Sunday, January 26, 2014

My Great Grandfather's Signature!!

My great grandfather, Avrohom Tzvi Diamond/Dimant, was killed in the Holocaust in 1942.  Other than his name and some stories about him, nothing of his survived--no pictures, no documents, no posessions.

Nearly a year ago, I asked a researcher who lived near the former Dimant family village to see if he could find anything on the family.  I tried following up with him multiple times and never heard back.  I had basically given up.  And then yesterday, he sent some documents, including one that, while it probably had political implications when signed, was personally very exciting:
1925 School Declaration by Abram Diment; Source: State archive of Volyn oblast. Fond 454, opys 2, file 450, page 103



I, the undersigned, Abrum Diment, citizen of the Republic of Poland of Jewish nationality, resident of the village of Biskupichi, Czarukov township, Lutsk County, as the father of children of school age as follows:
  1. Kreina, 11 years old
  2. Dwora, 7 years old
according to the Article 3 of the Law as of July 31, 1924 that contains regulations concerning organization of school system, express my willingness  to make the Polish language the official  language of education in the public school of Biskupichi.

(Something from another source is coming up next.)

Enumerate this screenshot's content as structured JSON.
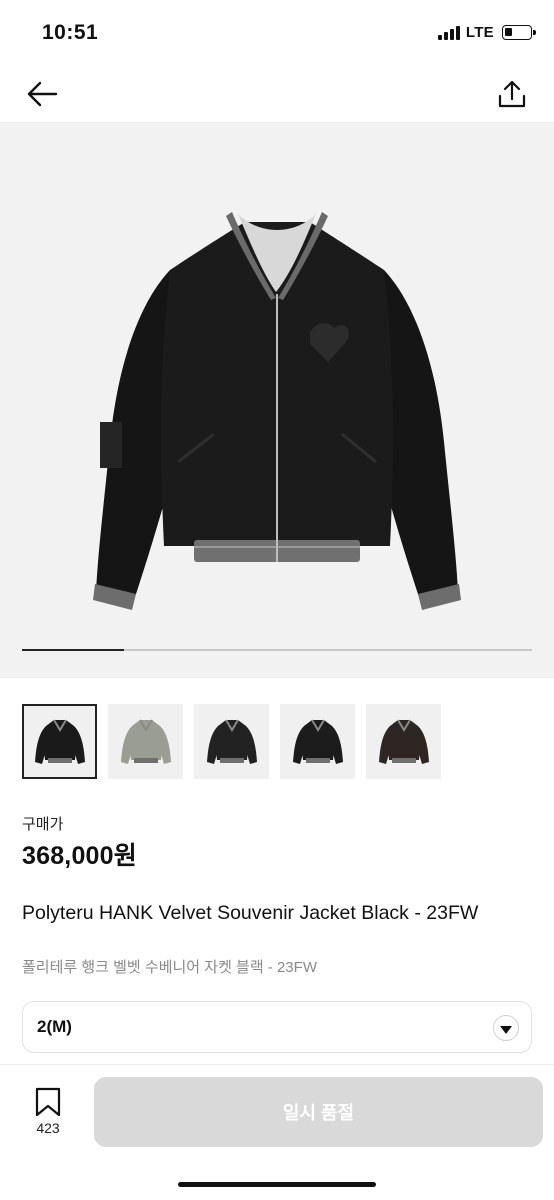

March 17, 1925

And then there was my great-grandfather's signature.  I find it a bit ironic that he's committing to his children learning in Polish--and then he signed the document in Russian!

The two children listed here are my grandfather's older sisters.  I've written about Kreina's short life earlier.  Dwora survived the Holocaust and immigrated with her husband and my grandparents to Baltimore.

The area that Biscupice was in had been part of the Russian Empire for years.  But in 1921 it became part of Poland.  This appears to be part of the region's migration from Russian-language to Polish-language education.

And--did I mention--it has my great grandfather's signature!!


  1. I totally understand your excitement! Cheers!!

  2. I am distantly related to this family, via information I found in Family Finder in Family Tree DNA, but probably will not know how. I am both proud of my heritage and deeply sorrowed by their suffering.
    Ted McGill, Louisville, Kentucky,

  3. Your grandfather signed the document in Ukrainian, not Russian. Ukrainian is pretty similar to Polish.